■ Exercise directions:
Exactly as they stand, set down the following records once more.

Data records for software interfaces
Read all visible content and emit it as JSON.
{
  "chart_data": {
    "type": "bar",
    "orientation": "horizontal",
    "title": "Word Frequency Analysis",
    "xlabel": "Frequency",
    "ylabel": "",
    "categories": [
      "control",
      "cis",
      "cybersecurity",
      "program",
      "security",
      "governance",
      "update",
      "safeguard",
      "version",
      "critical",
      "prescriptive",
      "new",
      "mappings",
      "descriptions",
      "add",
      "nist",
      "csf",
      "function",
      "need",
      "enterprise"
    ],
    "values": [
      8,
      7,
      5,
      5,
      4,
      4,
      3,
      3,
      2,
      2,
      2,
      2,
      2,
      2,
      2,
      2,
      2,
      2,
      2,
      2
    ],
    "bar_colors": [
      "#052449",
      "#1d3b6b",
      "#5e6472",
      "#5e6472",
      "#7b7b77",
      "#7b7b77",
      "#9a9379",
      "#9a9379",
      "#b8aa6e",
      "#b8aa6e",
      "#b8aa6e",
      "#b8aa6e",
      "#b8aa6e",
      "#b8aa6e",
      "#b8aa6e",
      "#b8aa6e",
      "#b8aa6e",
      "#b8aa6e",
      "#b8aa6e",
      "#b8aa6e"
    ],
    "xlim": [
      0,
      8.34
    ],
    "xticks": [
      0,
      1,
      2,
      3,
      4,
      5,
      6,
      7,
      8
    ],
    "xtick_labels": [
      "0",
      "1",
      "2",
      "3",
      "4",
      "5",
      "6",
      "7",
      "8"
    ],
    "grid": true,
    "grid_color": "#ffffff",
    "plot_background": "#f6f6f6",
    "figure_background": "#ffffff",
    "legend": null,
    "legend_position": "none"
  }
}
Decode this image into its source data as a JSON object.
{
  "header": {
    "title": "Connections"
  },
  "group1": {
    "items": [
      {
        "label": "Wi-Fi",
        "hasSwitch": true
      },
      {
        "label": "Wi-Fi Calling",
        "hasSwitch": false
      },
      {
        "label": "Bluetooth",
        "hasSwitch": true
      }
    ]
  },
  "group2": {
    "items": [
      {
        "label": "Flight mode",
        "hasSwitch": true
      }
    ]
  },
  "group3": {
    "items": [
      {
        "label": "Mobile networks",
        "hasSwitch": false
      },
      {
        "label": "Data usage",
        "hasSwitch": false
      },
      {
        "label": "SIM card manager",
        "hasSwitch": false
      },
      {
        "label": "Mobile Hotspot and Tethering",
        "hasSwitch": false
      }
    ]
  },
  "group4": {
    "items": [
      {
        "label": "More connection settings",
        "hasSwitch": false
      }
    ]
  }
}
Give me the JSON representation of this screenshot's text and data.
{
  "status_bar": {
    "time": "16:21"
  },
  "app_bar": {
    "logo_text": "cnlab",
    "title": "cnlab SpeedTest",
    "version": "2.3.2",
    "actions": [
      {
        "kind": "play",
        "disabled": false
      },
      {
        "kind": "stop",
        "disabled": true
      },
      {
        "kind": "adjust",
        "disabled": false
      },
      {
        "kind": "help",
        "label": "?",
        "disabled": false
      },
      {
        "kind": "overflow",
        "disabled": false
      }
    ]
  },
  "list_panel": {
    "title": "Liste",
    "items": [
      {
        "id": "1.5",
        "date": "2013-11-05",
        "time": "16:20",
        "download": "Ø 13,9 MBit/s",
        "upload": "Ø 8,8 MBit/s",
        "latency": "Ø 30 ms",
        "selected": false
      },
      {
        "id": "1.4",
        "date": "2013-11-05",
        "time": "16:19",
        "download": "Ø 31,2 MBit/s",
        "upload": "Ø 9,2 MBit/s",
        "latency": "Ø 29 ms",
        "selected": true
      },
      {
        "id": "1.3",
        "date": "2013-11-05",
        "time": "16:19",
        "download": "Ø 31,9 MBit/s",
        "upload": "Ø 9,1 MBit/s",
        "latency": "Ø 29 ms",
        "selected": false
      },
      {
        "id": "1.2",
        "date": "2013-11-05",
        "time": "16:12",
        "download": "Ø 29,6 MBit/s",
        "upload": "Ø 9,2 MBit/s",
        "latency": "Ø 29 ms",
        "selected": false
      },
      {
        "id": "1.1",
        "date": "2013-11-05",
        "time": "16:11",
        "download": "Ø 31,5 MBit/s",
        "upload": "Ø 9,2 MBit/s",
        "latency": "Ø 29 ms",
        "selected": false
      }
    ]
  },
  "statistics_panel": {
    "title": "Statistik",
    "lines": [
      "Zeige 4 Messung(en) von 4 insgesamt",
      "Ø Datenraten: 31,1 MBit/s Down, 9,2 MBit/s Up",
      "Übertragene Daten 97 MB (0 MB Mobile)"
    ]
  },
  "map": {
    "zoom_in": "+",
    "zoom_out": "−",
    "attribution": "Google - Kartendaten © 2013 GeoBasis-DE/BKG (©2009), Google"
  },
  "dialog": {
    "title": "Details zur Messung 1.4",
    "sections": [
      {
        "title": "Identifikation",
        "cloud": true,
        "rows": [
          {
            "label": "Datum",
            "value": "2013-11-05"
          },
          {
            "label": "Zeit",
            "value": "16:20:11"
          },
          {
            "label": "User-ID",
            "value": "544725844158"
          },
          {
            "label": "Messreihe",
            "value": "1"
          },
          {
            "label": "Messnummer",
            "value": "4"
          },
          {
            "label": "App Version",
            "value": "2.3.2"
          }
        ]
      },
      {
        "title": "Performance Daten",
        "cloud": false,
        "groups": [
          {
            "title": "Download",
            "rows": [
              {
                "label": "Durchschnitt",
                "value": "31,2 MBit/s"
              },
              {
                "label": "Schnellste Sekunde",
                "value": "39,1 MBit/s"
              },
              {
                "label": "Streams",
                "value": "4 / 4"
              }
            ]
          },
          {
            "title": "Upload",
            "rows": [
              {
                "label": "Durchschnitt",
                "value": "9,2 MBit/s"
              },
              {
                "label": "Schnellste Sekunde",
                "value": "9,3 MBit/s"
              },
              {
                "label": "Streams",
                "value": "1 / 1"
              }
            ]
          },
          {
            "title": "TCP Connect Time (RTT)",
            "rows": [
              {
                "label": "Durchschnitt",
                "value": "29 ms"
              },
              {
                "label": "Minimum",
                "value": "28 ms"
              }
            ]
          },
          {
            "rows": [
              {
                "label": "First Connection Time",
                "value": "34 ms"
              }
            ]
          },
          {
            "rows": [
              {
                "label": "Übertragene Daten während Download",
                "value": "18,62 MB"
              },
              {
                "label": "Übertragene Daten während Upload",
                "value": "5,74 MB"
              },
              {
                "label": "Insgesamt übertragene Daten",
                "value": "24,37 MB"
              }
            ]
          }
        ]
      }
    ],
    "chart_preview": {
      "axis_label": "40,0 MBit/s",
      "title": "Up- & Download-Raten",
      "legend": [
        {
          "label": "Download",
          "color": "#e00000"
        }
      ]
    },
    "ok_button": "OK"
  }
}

■ Answer to this task:
Read all visible content and emit it as JSON.
{
  "chart_data": {
    "type": "bar",
    "orientation": "horizontal",
    "title": "Word Frequency Analysis",
    "xlabel": "Frequency",
    "ylabel": "",
    "categories": [
      "control",
      "cis",
      "cybersecurity",
      "program",
      "security",
      "governance",
      "update",
      "safeguard",
      "version",
      "critical",
      "prescriptive",
      "new",
      "mappings",
      "descriptions",
      "add",
      "nist",
      "csf",
      "function",
      "need",
      "enterprise"
    ],
    "values": [
      8,
      7,
      5,
      5,
      4,
      4,
      3,
      3,
      2,
      2,
      2,
      2,
      2,
      2,
      2,
      2,
      2,
      2,
      2,
      2
    ],
    "bar_colors": [
      "#052449",
      "#1d3b6b",
      "#5e6472",
      "#5e6472",
      "#7b7b77",
      "#7b7b77",
      "#9a9379",
      "#9a9379",
      "#b8aa6e",
      "#b8aa6e",
      "#b8aa6e",
      "#b8aa6e",
      "#b8aa6e",
      "#b8aa6e",
      "#b8aa6e",
      "#b8aa6e",
      "#b8aa6e",
      "#b8aa6e",
      "#b8aa6e",
      "#b8aa6e"
    ],
    "xlim": [
      0,
      8.34
    ],
    "xticks": [
      0,
      1,
      2,
      3,
      4,
      5,
      6,
      7,
      8
    ],
    "xtick_labels": [
      "0",
      "1",
      "2",
      "3",
      "4",
      "5",
      "6",
      "7",
      "8"
    ],
    "grid": true,
    "grid_color": "#ffffff",
    "plot_background": "#f6f6f6",
    "figure_background": "#ffffff",
    "legend": null,
    "legend_position": "none"
  }
}
Decode this image into its source data as a JSON object.
{
  "header": {
    "title": "Connections"
  },
  "group1": {
    "items": [
      {
        "label": "Wi-Fi",
        "hasSwitch": true
      },
      {
        "label": "Wi-Fi Calling",
        "hasSwitch": false
      },
      {
        "label": "Bluetooth",
        "hasSwitch": true
      }
    ]
  },
  "group2": {
    "items": [
      {
        "label": "Flight mode",
        "hasSwitch": true
      }
    ]
  },
  "group3": {
    "items": [
      {
        "label": "Mobile networks",
        "hasSwitch": false
      },
      {
        "label": "Data usage",
        "hasSwitch": false
      },
      {
        "label": "SIM card manager",
        "hasSwitch": false
      },
      {
        "label": "Mobile Hotspot and Tethering",
        "hasSwitch": false
      }
    ]
  },
  "group4": {
    "items": [
      {
        "label": "More connection settings",
        "hasSwitch": false
      }
    ]
  }
}
Give me the JSON representation of this screenshot's text and data.
{
  "status_bar": {
    "time": "16:21"
  },
  "app_bar": {
    "logo_text": "cnlab",
    "title": "cnlab SpeedTest",
    "version": "2.3.2",
    "actions": [
      {
        "kind": "play",
        "disabled": false
      },
      {
        "kind": "stop",
        "disabled": true
      },
      {
        "kind": "adjust",
        "disabled": false
      },
      {
        "kind": "help",
        "label": "?",
        "disabled": false
      },
      {
        "kind": "overflow",
        "disabled": false
      }
    ]
  },
  "list_panel": {
    "title": "Liste",
    "items": [
      {
        "id": "1.5",
        "date": "2013-11-05",
        "time": "16:20",
        "download": "Ø 13,9 MBit/s",
        "upload": "Ø 8,8 MBit/s",
        "latency": "Ø 30 ms",
        "selected": false
      },
      {
        "id": "1.4",
        "date": "2013-11-05",
        "time": "16:19",
        "download": "Ø 31,2 MBit/s",
        "upload": "Ø 9,2 MBit/s",
        "latency": "Ø 29 ms",
        "selected": true
      },
      {
        "id": "1.3",
        "date": "2013-11-05",
        "time": "16:19",
        "download": "Ø 31,9 MBit/s",
        "upload": "Ø 9,1 MBit/s",
        "latency": "Ø 29 ms",
        "selected": false
      },
      {
        "id": "1.2",
        "date": "2013-11-05",
        "time": "16:12",
        "download": "Ø 29,6 MBit/s",
        "upload": "Ø 9,2 MBit/s",
        "latency": "Ø 29 ms",
        "selected": false
      },
      {
        "id": "1.1",
        "date": "2013-11-05",
        "time": "16:11",
        "download": "Ø 31,5 MBit/s",
        "upload": "Ø 9,2 MBit/s",
        "latency": "Ø 29 ms",
        "selected": false
      }
    ]
  },
  "statistics_panel": {
    "title": "Statistik",
    "lines": [
      "Zeige 4 Messung(en) von 4 insgesamt",
      "Ø Datenraten: 31,1 MBit/s Down, 9,2 MBit/s Up",
      "Übertragene Daten 97 MB (0 MB Mobile)"
    ]
  },
  "map": {
    "zoom_in": "+",
    "zoom_out": "−",
    "attribution": "Google - Kartendaten © 2013 GeoBasis-DE/BKG (©2009), Google"
  },
  "dialog": {
    "title": "Details zur Messung 1.4",
    "sections": [
      {
        "title": "Identifikation",
        "cloud": true,
        "rows": [
          {
            "label": "Datum",
            "value": "2013-11-05"
          },
          {
            "label": "Zeit",
            "value": "16:20:11"
          },
          {
            "label": "User-ID",
            "value": "544725844158"
          },
          {
            "label": "Messreihe",
            "value": "1"
          },
          {
            "label": "Messnummer",
            "value": "4"
          },
          {
            "label": "App Version",
            "value": "2.3.2"
          }
        ]
      },
      {
        "title": "Performance Daten",
        "cloud": false,
        "groups": [
          {
            "title": "Download",
            "rows": [
              {
                "label": "Durchschnitt",
                "value": "31,2 MBit/s"
              },
              {
                "label": "Schnellste Sekunde",
                "value": "39,1 MBit/s"
              },
              {
                "label": "Streams",
                "value": "4 / 4"
              }
            ]
          },
          {
            "title": "Upload",
            "rows": [
              {
                "label": "Durchschnitt",
                "value": "9,2 MBit/s"
              },
              {
                "label": "Schnellste Sekunde",
                "value": "9,3 MBit/s"
              },
              {
                "label": "Streams",
                "value": "1 / 1"
              }
            ]
          },
          {
            "title": "TCP Connect Time (RTT)",
            "rows": [
              {
                "label": "Durchschnitt",
                "value": "29 ms"
              },
              {
                "label": "Minimum",
                "value": "28 ms"
              }
            ]
          },
          {
            "rows": [
              {
                "label": "First Connection Time",
                "value": "34 ms"
              }
            ]
          },
          {
            "rows": [
              {
                "label": "Übertragene Daten während Download",
                "value": "18,62 MB"
              },
              {
                "label": "Übertragene Daten während Upload",
                "value": "5,74 MB"
              },
              {
                "label": "Insgesamt übertragene Daten",
                "value": "24,37 MB"
              }
            ]
          }
        ]
      }
    ],
    "chart_preview": {
      "axis_label": "40,0 MBit/s",
      "title": "Up- & Download-Raten",
      "legend": [
        {
          "label": "Download",
          "color": "#e00000"
        }
      ]
    },
    "ok_button": "OK"
  }
}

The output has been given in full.